• _Exercise description_:
Check each line below for "frame" and report how many have it, nothing else.

• _Data for review_:
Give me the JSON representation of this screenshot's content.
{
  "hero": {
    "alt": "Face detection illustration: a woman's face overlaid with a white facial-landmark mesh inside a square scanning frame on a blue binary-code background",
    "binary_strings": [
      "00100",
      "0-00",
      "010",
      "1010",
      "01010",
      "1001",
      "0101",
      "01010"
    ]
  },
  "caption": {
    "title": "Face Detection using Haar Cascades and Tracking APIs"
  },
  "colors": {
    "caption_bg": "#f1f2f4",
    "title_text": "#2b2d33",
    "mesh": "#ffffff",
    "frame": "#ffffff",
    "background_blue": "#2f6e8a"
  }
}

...

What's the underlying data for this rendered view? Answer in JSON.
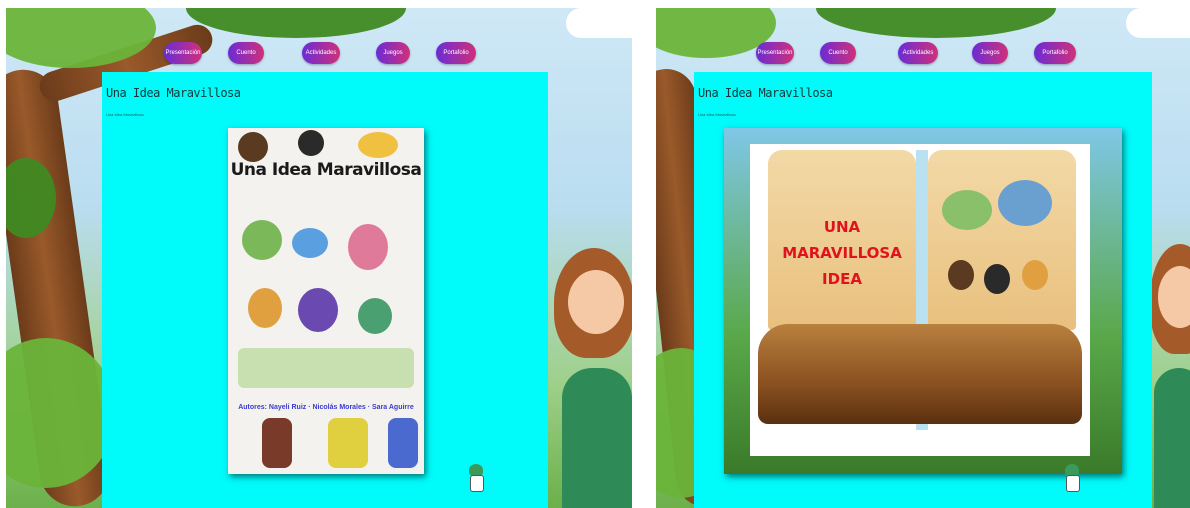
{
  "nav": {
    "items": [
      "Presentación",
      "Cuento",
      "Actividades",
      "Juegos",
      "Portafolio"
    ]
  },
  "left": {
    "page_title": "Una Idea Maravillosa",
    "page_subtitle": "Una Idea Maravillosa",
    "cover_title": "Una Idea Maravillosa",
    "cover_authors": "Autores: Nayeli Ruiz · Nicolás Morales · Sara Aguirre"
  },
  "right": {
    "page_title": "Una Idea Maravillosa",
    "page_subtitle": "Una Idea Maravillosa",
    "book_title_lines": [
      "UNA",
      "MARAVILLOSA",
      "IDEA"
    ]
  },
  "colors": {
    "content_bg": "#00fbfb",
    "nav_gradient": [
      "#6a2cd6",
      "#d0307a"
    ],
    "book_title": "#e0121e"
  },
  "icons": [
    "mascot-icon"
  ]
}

• _Output below_:
2